The journey back to Birdsville was a completely different experience. Whereas the team was pushing the bikes up every single sand dune the day before, the team was riding up every dune on the way back. What had taken them 6 hours the day before was completed in 45 minutes. The team discovered that because of prevailing winds across the desert every sand dune is short and steep side on one side and a long and gradual on the other side. Obviously the long and gradual side was much easier for the poor little bikes and certainly more practical. The three blokes were going the wrong way.

All spirit wasn’t lost however, the team was still determined as ever to make it to Uluru like they had originally planned. So they headed off back down the Birdsville track with the intent of going around the Simpson Desert, up the Oodnadatta track and still ending up at the big rock.

The Birdsville track offered new challenges for the team, more mentally than the brutal physical challenges of the Simpson Desert. The straight, extremely rocky and bumpy roads were difficult to persevere, but the team was rewarded with the opportunity of seeing Lake Eyre soon after reaching Marree in South Australia.

On the journey up the Oodnadatta track, towards Dalhousie Springs, the team saw some amazingly spectacular scenery. Huge rock formations and vast open plains made riding exciting and distance was easily past.

The team made it to Dalhousie Springs eventually, which are on the far western side of the Simpson Desert and were rewarded with huge naturally heated hot springs at perfect bath temperature. It is not known if the springs will ever be the same after the three blokes had their first swim, primarily due to the complete lack of bathing by the team until that point.

After watching the sunrise the next morning from the beautiful warm water, the team headed off in the direction of the Northern Territory and ultimately Ayer’s Rock.

After two days and quick stop at Kulgera to purchase a few celebratory drink supplies the team were on the final stretch of road heading towards Ayers Rock.

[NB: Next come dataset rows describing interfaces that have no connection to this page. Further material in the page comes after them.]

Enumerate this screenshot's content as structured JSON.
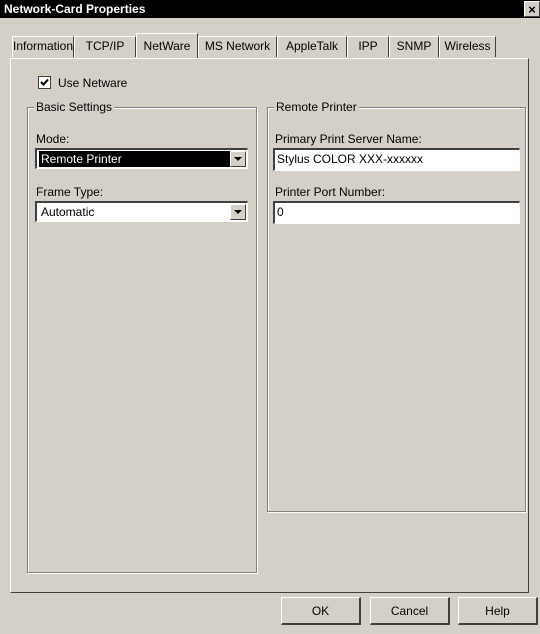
{
  "window": {
    "title": "Network-Card Properties",
    "close_glyph": "×"
  },
  "tabs": [
    {
      "label": "Information",
      "active": false
    },
    {
      "label": "TCP/IP",
      "active": false
    },
    {
      "label": "NetWare",
      "active": true
    },
    {
      "label": "MS Network",
      "active": false
    },
    {
      "label": "AppleTalk",
      "active": false
    },
    {
      "label": "IPP",
      "active": false
    },
    {
      "label": "SNMP",
      "active": false
    },
    {
      "label": "Wireless",
      "active": false
    }
  ],
  "use_netware": {
    "label": "Use Netware",
    "checked": true
  },
  "basic_settings": {
    "title": "Basic Settings",
    "mode_label": "Mode:",
    "mode_value": "Remote Printer",
    "frame_type_label": "Frame Type:",
    "frame_type_value": "Automatic"
  },
  "remote_printer": {
    "title": "Remote Printer",
    "server_name_label": "Primary Print Server Name:",
    "server_name_value": "Stylus COLOR XXX-xxxxxx",
    "port_label": "Printer Port Number:",
    "port_value": "0"
  },
  "buttons": {
    "ok": "OK",
    "cancel": "Cancel",
    "help": "Help"
  },
  "icons": {
    "check": "checkmark-icon",
    "dropdown": "chevron-down-icon",
    "close": "close-icon"
  }
}
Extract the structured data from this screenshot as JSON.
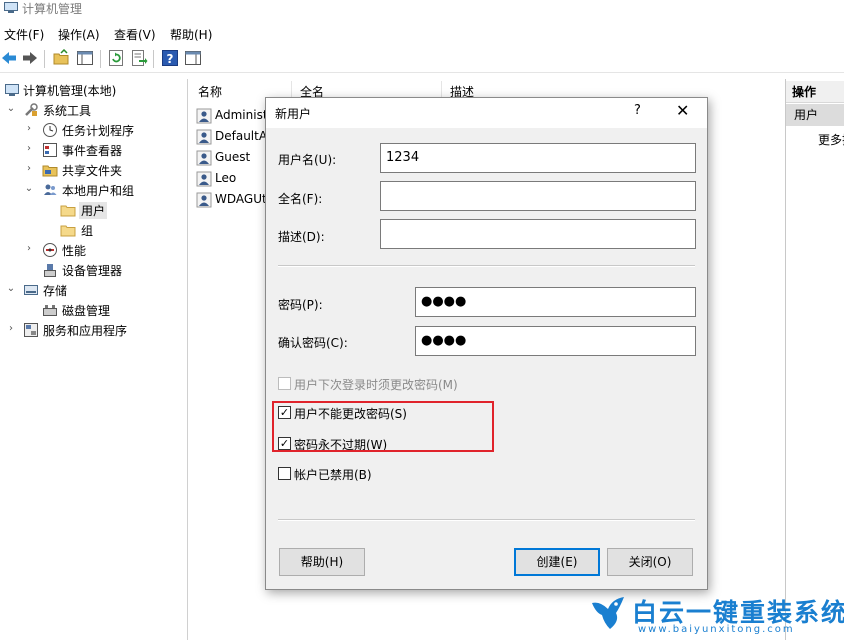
{
  "window": {
    "title": "计算机管理"
  },
  "menu": [
    "文件(F)",
    "操作(A)",
    "查看(V)",
    "帮助(H)"
  ],
  "toolbar": {
    "icons": [
      "back-arrow-icon",
      "forward-arrow-icon",
      "folder-up-icon",
      "show-hide-tree-icon",
      "refresh-icon",
      "export-list-icon",
      "help-icon",
      "show-hide-action-pane-icon"
    ]
  },
  "tree": {
    "root": "计算机管理(本地)",
    "system_tools": "系统工具",
    "task_scheduler": "任务计划程序",
    "event_viewer": "事件查看器",
    "shared_folders": "共享文件夹",
    "local_users_groups": "本地用户和组",
    "users": "用户",
    "groups": "组",
    "performance": "性能",
    "device_manager": "设备管理器",
    "storage": "存储",
    "disk_management": "磁盘管理",
    "services_apps": "服务和应用程序"
  },
  "list": {
    "columns": [
      "名称",
      "全名",
      "描述"
    ],
    "rows": [
      "Administ",
      "DefaultAc",
      "Guest",
      "Leo",
      "WDAGUti"
    ]
  },
  "actions": {
    "header": "操作",
    "section": "用户",
    "more": "更多操"
  },
  "dialog": {
    "title": "新用户",
    "help_button": "?",
    "close_button": "✕",
    "username_label": "用户名(U):",
    "username_value": "1234",
    "fullname_label": "全名(F):",
    "fullname_value": "",
    "description_label": "描述(D):",
    "description_value": "",
    "password_label": "密码(P):",
    "password_value": "●●●●",
    "confirm_label": "确认密码(C):",
    "confirm_value": "●●●●",
    "must_change": {
      "label": "用户下次登录时须更改密码(M)",
      "checked": false,
      "disabled": true
    },
    "cannot_change": {
      "label": "用户不能更改密码(S)",
      "checked": true
    },
    "never_expires": {
      "label": "密码永不过期(W)",
      "checked": true
    },
    "disabled_account": {
      "label": "帐户已禁用(B)",
      "checked": false
    },
    "help_label": "帮助(H)",
    "create_label": "创建(E)",
    "close_label": "关闭(O)"
  },
  "watermark": {
    "text": "白云一键重装系统",
    "url": "www.baiyunxitong.com"
  },
  "colors": {
    "accent": "#0078d7",
    "highlight_box": "#e0232b",
    "watermark": "#1a7fd0",
    "dialog_bg": "#f0f0f0"
  }
}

Within 50 kms of the Ayer’s Rock, the team caught their first glimpse of the goal they had been working up to since leaving Sydney. Soon afterwards a campsite was found within view of the rock and drinks were had whilst reflecting on where they had come and what they had achieved.

The next day, feeling a little less than 100%, the three began than long and boring ride down to Adelaide where their journey would conclude. By that stage however the bikes had been through a lot and where not running at a hundred percent. Another day of maintenance was decided upon when three flat tyres in succession and a completely worn sprocket hampered progress. Tubes where changed chains were tensioned and the three headed for home.

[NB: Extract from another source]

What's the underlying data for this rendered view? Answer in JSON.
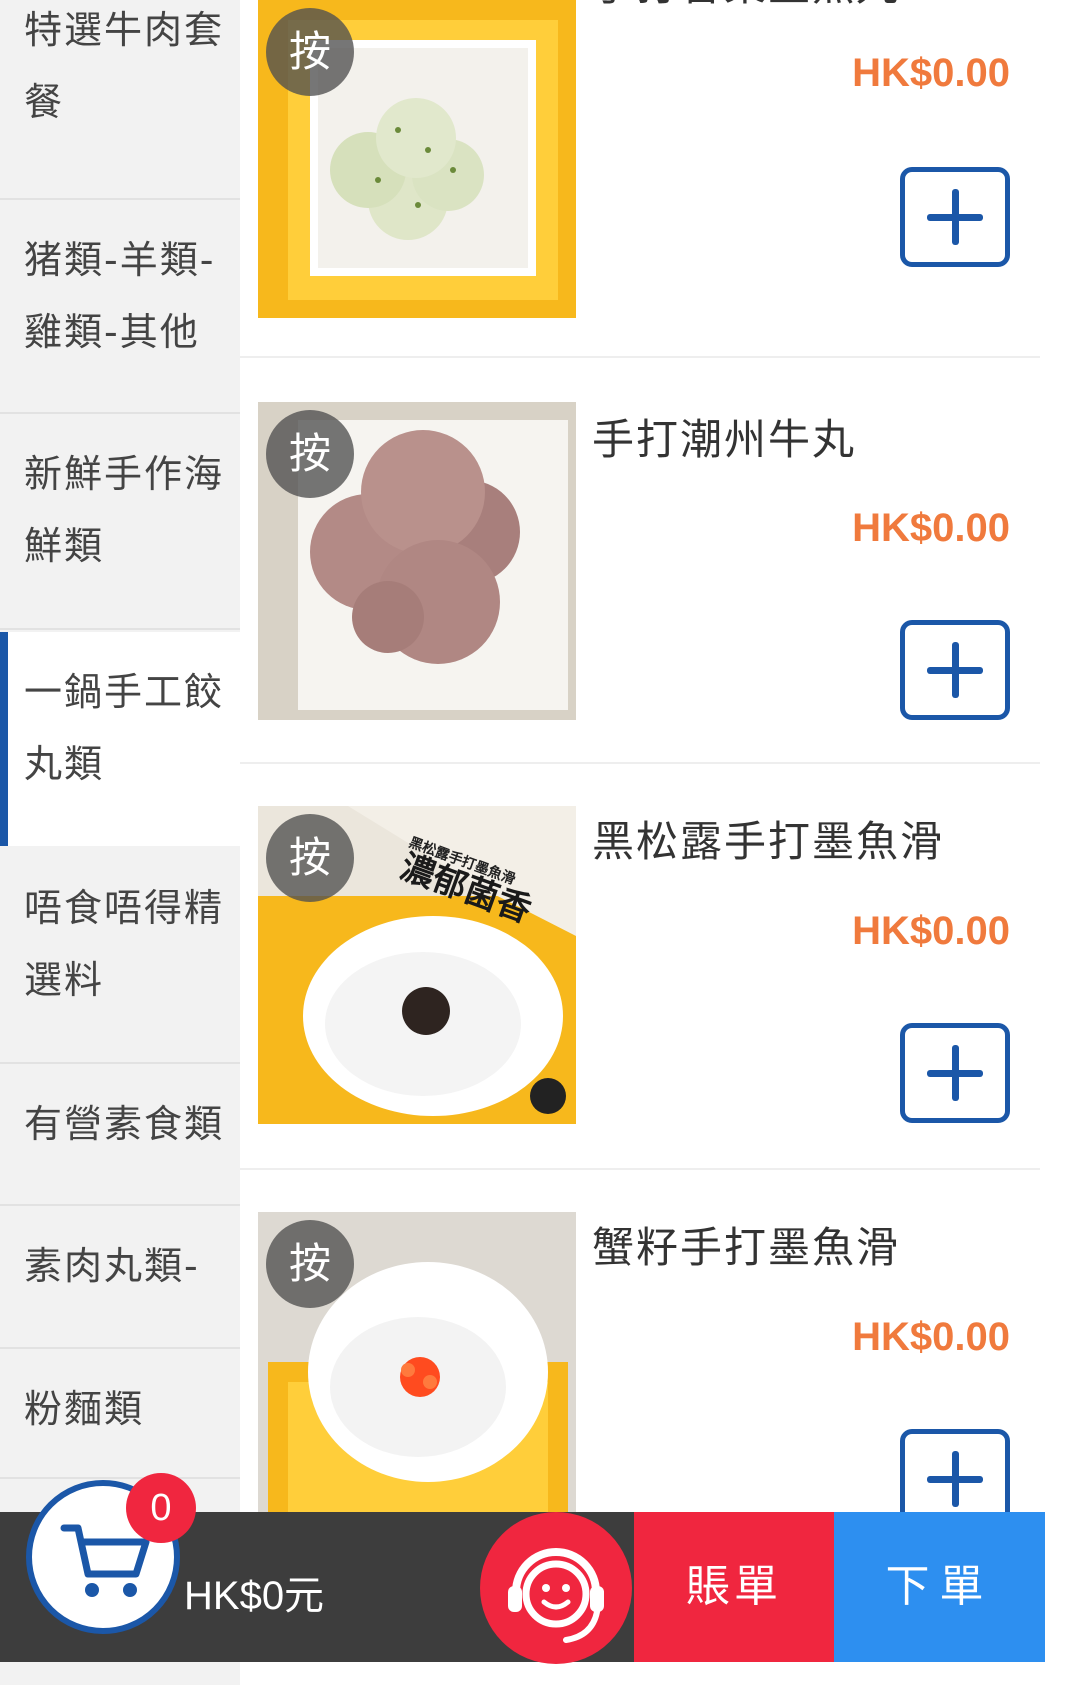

The long straight sealed road of the Stuart Highway took the three all the way to Adelaide without any major hindrance, except of course for the only rain of the trip which poured on the three on their last day of riding. They rode into Adelaide on Saturday 4th July, just short of three weeks after they left. They covered approximately 5000kms in total. They camped out around a fire every night, cooking breakfast lunch and dinner out of two pots they had brought with them. They met many interesting people and heard a lot of interesting stories and were very happy to have a shower and put on a clean pair of clothes.

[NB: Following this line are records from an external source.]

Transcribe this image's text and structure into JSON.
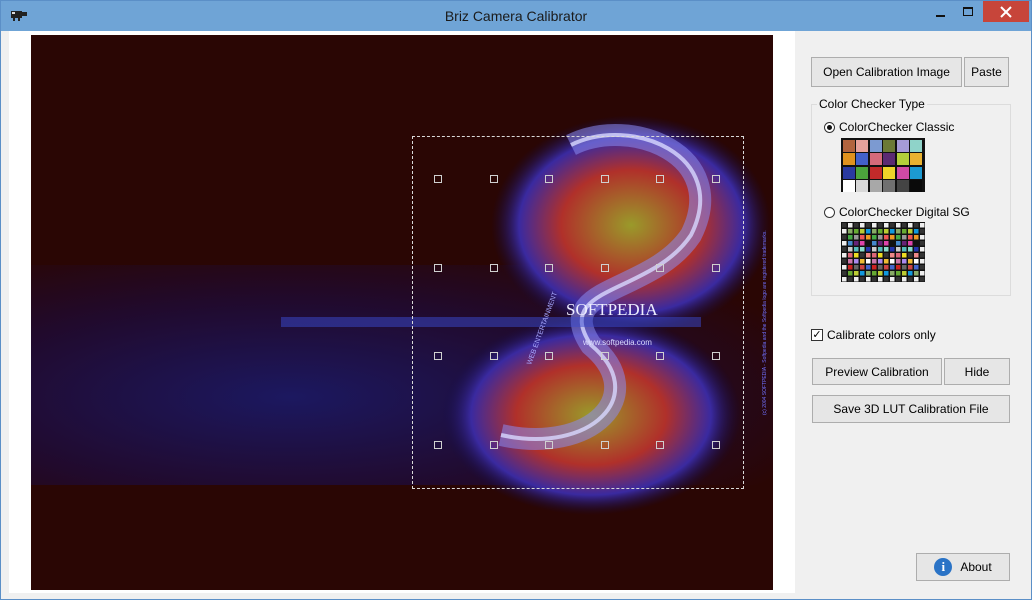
{
  "window": {
    "title": "Briz Camera Calibrator"
  },
  "photo": {
    "brand_text": "SOFTPEDIA",
    "url_text": "www.softpedia.com",
    "web_text": "WEB ENTERTAINMENT",
    "side_text": "(c) 2004 SOFTPEDIA - Softpedia and the Softpedia logo are registered trademarks."
  },
  "toolbar": {
    "open_label": "Open Calibration Image",
    "paste_label": "Paste"
  },
  "checker": {
    "group_title": "Color Checker Type",
    "classic_label": "ColorChecker Classic",
    "digital_label": "ColorChecker Digital SG",
    "selected": "classic",
    "classic_colors": [
      "#b2643e",
      "#e7a29b",
      "#7c9ad1",
      "#6c7a36",
      "#a69bd6",
      "#8fd3c9",
      "#e0921e",
      "#4361c9",
      "#d56a7a",
      "#5b2a73",
      "#b3cf3a",
      "#eab230",
      "#2a3aa1",
      "#4ba53c",
      "#c22a2a",
      "#eed429",
      "#d04aa5",
      "#1c9ad2",
      "#ffffff",
      "#d8d8d8",
      "#a8a8a8",
      "#707070",
      "#444444",
      "#0a0a0a"
    ]
  },
  "options": {
    "calibrate_label": "Calibrate colors only",
    "calibrate_checked": true
  },
  "actions": {
    "preview_label": "Preview Calibration",
    "hide_label": "Hide",
    "save_label": "Save 3D LUT Calibration File",
    "about_label": "About"
  }
}
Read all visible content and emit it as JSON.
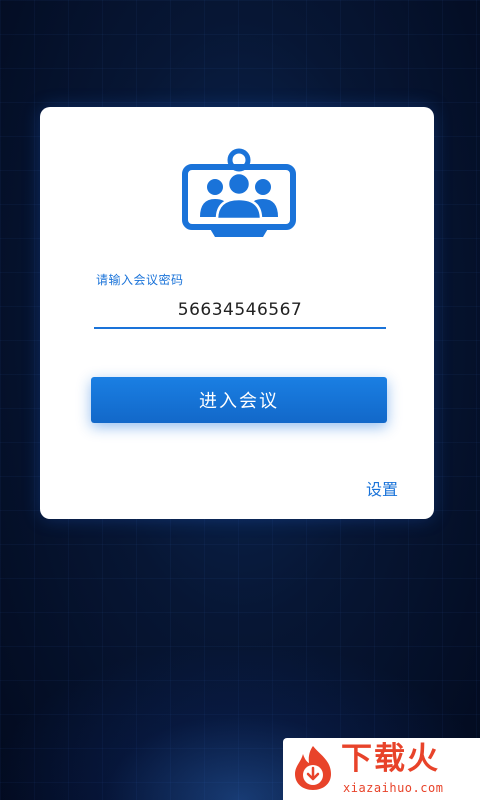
{
  "login": {
    "password_label": "请输入会议密码",
    "password_value": "56634546567",
    "enter_button": "进入会议",
    "settings_link": "设置"
  },
  "watermark": {
    "title": "下载火",
    "subtitle": "xiazaihuo.com"
  },
  "icons": {
    "logo": "video-conference-icon",
    "watermark_logo": "flame-download-icon"
  },
  "colors": {
    "accent": "#1a73d9",
    "button": "#1a7fe3",
    "background": "#071634",
    "watermark": "#e8432a"
  }
}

The Cause

Autism South Australia is a registered charity which actively promotes the acceptance of people with Autism Spectrum Disorder and provides services to enable them and their families to be an integral part of society.

The team are trying to raise as much money for the charity as possible and would really appreciate your support.
To make a donation please go to and follow the links on the front page to support the 3 blokes, 3 Bikes, 3 Deserts appeal.